:: WORK ORDER ::
No pictures go into the copy. Write out every line below exactly.

:: INPUT RECORDS ::
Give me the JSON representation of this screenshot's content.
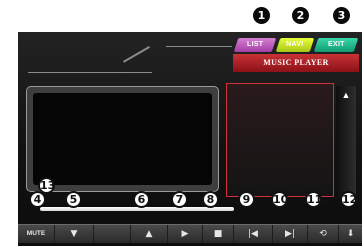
{
  "app": {
    "title": "MUSIC PLAYER",
    "tabs": [
      {
        "label": "LIST",
        "color": "#c256c0"
      },
      {
        "label": "NAVI",
        "color": "#c9e01f"
      },
      {
        "label": "EXIT",
        "color": "#1fba8a"
      }
    ]
  },
  "markers": {
    "m1": "1",
    "m2": "2",
    "m3": "3",
    "m4": "4",
    "m5": "5",
    "m6": "6",
    "m7": "7",
    "m8": "8",
    "m9": "9",
    "m10": "10",
    "m11": "11",
    "m12": "12",
    "m13": "13"
  },
  "controls": {
    "mute": "MUTE",
    "volume_down": "▼",
    "volume_up": "▲",
    "play": "▶",
    "stop": "■",
    "previous": "|◀",
    "next": "▶|",
    "repeat": "⟲",
    "scroll_down": "⬇",
    "scroll_up": "▲"
  },
  "icons": {
    "mute": "mute-icon",
    "volume_down": "volume-down-icon",
    "volume_up": "volume-up-icon",
    "play": "play-icon",
    "stop": "stop-icon",
    "previous": "previous-icon",
    "next": "next-icon",
    "repeat": "repeat-icon",
    "scroll_down": "scroll-down-icon",
    "scroll_up": "scroll-up-icon"
  },
  "progress": {
    "fraction": 0.0
  },
  "colors": {
    "accent_red": "#c0282e",
    "frame": "#1a1a1a"
  }
}
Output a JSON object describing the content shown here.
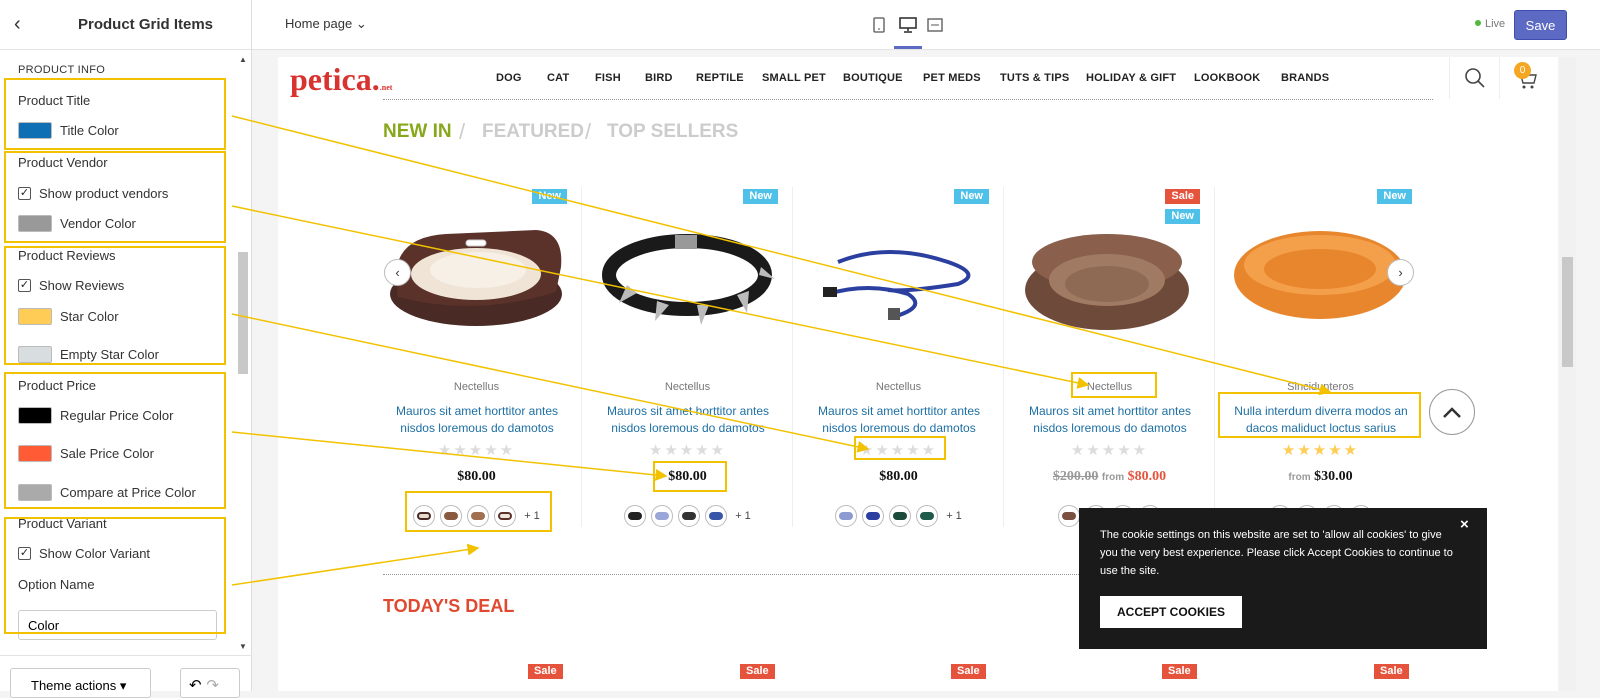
{
  "sidebar": {
    "title": "Product Grid Items",
    "back_icon": "chevron-left-icon",
    "section_label": "PRODUCT INFO",
    "product_title": {
      "heading": "Product Title",
      "title_color_label": "Title Color",
      "title_color": "#0e6fb5"
    },
    "product_vendor": {
      "heading": "Product Vendor",
      "show_label": "Show product vendors",
      "vendor_color_label": "Vendor Color",
      "vendor_color": "#999999"
    },
    "product_reviews": {
      "heading": "Product Reviews",
      "show_label": "Show Reviews",
      "star_color_label": "Star Color",
      "star_color": "#ffcc55",
      "empty_star_color_label": "Empty Star Color",
      "empty_star_color": "#d8dee0"
    },
    "product_price": {
      "heading": "Product Price",
      "regular_label": "Regular Price Color",
      "regular_color": "#000000",
      "sale_label": "Sale Price Color",
      "sale_color": "#ff5c35",
      "compare_label": "Compare at Price Color",
      "compare_color": "#aaaaaa"
    },
    "product_variant": {
      "heading": "Product Variant",
      "show_label": "Show Color Variant",
      "option_name_label": "Option Name",
      "option_name_value": "Color"
    },
    "footer": {
      "theme_actions_label": "Theme actions",
      "undo_icon": "undo-icon",
      "redo_icon": "redo-icon"
    }
  },
  "topbar": {
    "page_select": "Home page",
    "devices": [
      "mobile-icon",
      "desktop-icon",
      "fullwidth-icon"
    ],
    "live_label": "Live",
    "save_label": "Save"
  },
  "store": {
    "logo": "petica.",
    "logo_suffix": ".net",
    "nav": [
      "DOG",
      "CAT",
      "FISH",
      "BIRD",
      "REPTILE",
      "SMALL PET",
      "BOUTIQUE",
      "PET MEDS",
      "TUTS & TIPS",
      "HOLIDAY & GIFT",
      "LOOKBOOK",
      "BRANDS"
    ],
    "cart_count": "0",
    "tabs": [
      "NEW IN",
      "FEATURED",
      "TOP SELLERS"
    ],
    "tab_separator": "/",
    "products": [
      {
        "badges": [
          "New"
        ],
        "vendor": "Nectellus",
        "title": "Mauros sit amet horttitor antes nisdos loremous do damotos",
        "price": "$80.00",
        "variant_more": "+ 1"
      },
      {
        "badges": [
          "New"
        ],
        "vendor": "Nectellus",
        "title": "Mauros sit amet horttitor antes nisdos loremous do damotos",
        "price": "$80.00",
        "variant_more": "+ 1"
      },
      {
        "badges": [
          "New"
        ],
        "vendor": "Nectellus",
        "title": "Mauros sit amet horttitor antes nisdos loremous do damotos",
        "price": "$80.00",
        "variant_more": "+ 1"
      },
      {
        "badges": [
          "Sale",
          "New"
        ],
        "vendor": "Nectellus",
        "title": "Mauros sit amet horttitor antes nisdos loremous do damotos",
        "compare_price": "$200.00",
        "from_label": "from",
        "price": "$80.00"
      },
      {
        "badges": [
          "New"
        ],
        "vendor": "Sincidunteros",
        "title": "Nulla interdum diverra modos an dacos maliduct loctus sarius",
        "from_label": "from",
        "price": "$30.00"
      }
    ],
    "deal_heading": "TODAY'S DEAL",
    "deal_badges": [
      "Sale",
      "Sale",
      "Sale",
      "Sale",
      "Sale"
    ],
    "cookie": {
      "text": "The cookie settings on this website are set to 'allow all cookies' to give you the very best experience. Please click Accept Cookies to continue to use the site.",
      "button": "ACCEPT COOKIES",
      "close": "×"
    }
  },
  "colors": {
    "accent": "#5c6ac4",
    "highlight": "#f2c200",
    "new_badge": "#4fc1e9",
    "sale_badge": "#e5533d",
    "tab_active": "#88a81c"
  }
}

:: EXERCISE OUTPUT ::
Give me the JSON representation of this screenshot's content.
{
  "app": {
    "title": "MUSIC PLAYER",
    "tabs": [
      {
        "label": "LIST",
        "color": "#c256c0"
      },
      {
        "label": "NAVI",
        "color": "#c9e01f"
      },
      {
        "label": "EXIT",
        "color": "#1fba8a"
      }
    ]
  },
  "markers": {
    "m1": "1",
    "m2": "2",
    "m3": "3",
    "m4": "4",
    "m5": "5",
    "m6": "6",
    "m7": "7",
    "m8": "8",
    "m9": "9",
    "m10": "10",
    "m11": "11",
    "m12": "12",
    "m13": "13"
  },
  "controls": {
    "mute": "MUTE",
    "volume_down": "▼",
    "volume_up": "▲",
    "play": "▶",
    "stop": "■",
    "previous": "|◀",
    "next": "▶|",
    "repeat": "⟲",
    "scroll_down": "⬇",
    "scroll_up": "▲"
  },
  "icons": {
    "mute": "mute-icon",
    "volume_down": "volume-down-icon",
    "volume_up": "volume-up-icon",
    "play": "play-icon",
    "stop": "stop-icon",
    "previous": "previous-icon",
    "next": "next-icon",
    "repeat": "repeat-icon",
    "scroll_down": "scroll-down-icon",
    "scroll_up": "scroll-up-icon"
  },
  "progress": {
    "fraction": 0.0
  },
  "colors": {
    "accent_red": "#c0282e",
    "frame": "#1a1a1a"
  }
}
Output a JSON object describing the content shown here.
{
  "sidebar": {
    "title": "Product Grid Items",
    "back_icon": "chevron-left-icon",
    "section_label": "PRODUCT INFO",
    "product_title": {
      "heading": "Product Title",
      "title_color_label": "Title Color",
      "title_color": "#0e6fb5"
    },
    "product_vendor": {
      "heading": "Product Vendor",
      "show_label": "Show product vendors",
      "vendor_color_label": "Vendor Color",
      "vendor_color": "#999999"
    },
    "product_reviews": {
      "heading": "Product Reviews",
      "show_label": "Show Reviews",
      "star_color_label": "Star Color",
      "star_color": "#ffcc55",
      "empty_star_color_label": "Empty Star Color",
      "empty_star_color": "#d8dee0"
    },
    "product_price": {
      "heading": "Product Price",
      "regular_label": "Regular Price Color",
      "regular_color": "#000000",
      "sale_label": "Sale Price Color",
      "sale_color": "#ff5c35",
      "compare_label": "Compare at Price Color",
      "compare_color": "#aaaaaa"
    },
    "product_variant": {
      "heading": "Product Variant",
      "show_label": "Show Color Variant",
      "option_name_label": "Option Name",
      "option_name_value": "Color"
    },
    "footer": {
      "theme_actions_label": "Theme actions",
      "undo_icon": "undo-icon",
      "redo_icon": "redo-icon"
    }
  },
  "topbar": {
    "page_select": "Home page",
    "devices": [
      "mobile-icon",
      "desktop-icon",
      "fullwidth-icon"
    ],
    "live_label": "Live",
    "save_label": "Save"
  },
  "store": {
    "logo": "petica.",
    "logo_suffix": ".net",
    "nav": [
      "DOG",
      "CAT",
      "FISH",
      "BIRD",
      "REPTILE",
      "SMALL PET",
      "BOUTIQUE",
      "PET MEDS",
      "TUTS & TIPS",
      "HOLIDAY & GIFT",
      "LOOKBOOK",
      "BRANDS"
    ],
    "cart_count": "0",
    "tabs": [
      "NEW IN",
      "FEATURED",
      "TOP SELLERS"
    ],
    "tab_separator": "/",
    "products": [
      {
        "badges": [
          "New"
        ],
        "vendor": "Nectellus",
        "title": "Mauros sit amet horttitor antes nisdos loremous do damotos",
        "price": "$80.00",
        "variant_more": "+ 1"
      },
      {
        "badges": [
          "New"
        ],
        "vendor": "Nectellus",
        "title": "Mauros sit amet horttitor antes nisdos loremous do damotos",
        "price": "$80.00",
        "variant_more": "+ 1"
      },
      {
        "badges": [
          "New"
        ],
        "vendor": "Nectellus",
        "title": "Mauros sit amet horttitor antes nisdos loremous do damotos",
        "price": "$80.00",
        "variant_more": "+ 1"
      },
      {
        "badges": [
          "Sale",
          "New"
        ],
        "vendor": "Nectellus",
        "title": "Mauros sit amet horttitor antes nisdos loremous do damotos",
        "compare_price": "$200.00",
        "from_label": "from",
        "price": "$80.00"
      },
      {
        "badges": [
          "New"
        ],
        "vendor": "Sincidunteros",
        "title": "Nulla interdum diverra modos an dacos maliduct loctus sarius",
        "from_label": "from",
        "price": "$30.00"
      }
    ],
    "deal_heading": "TODAY'S DEAL",
    "deal_badges": [
      "Sale",
      "Sale",
      "Sale",
      "Sale",
      "Sale"
    ],
    "cookie": {
      "text": "The cookie settings on this website are set to 'allow all cookies' to give you the very best experience. Please click Accept Cookies to continue to use the site.",
      "button": "ACCEPT COOKIES",
      "close": "×"
    }
  },
  "colors": {
    "accent": "#5c6ac4",
    "highlight": "#f2c200",
    "new_badge": "#4fc1e9",
    "sale_badge": "#e5533d",
    "tab_active": "#88a81c"
  }
}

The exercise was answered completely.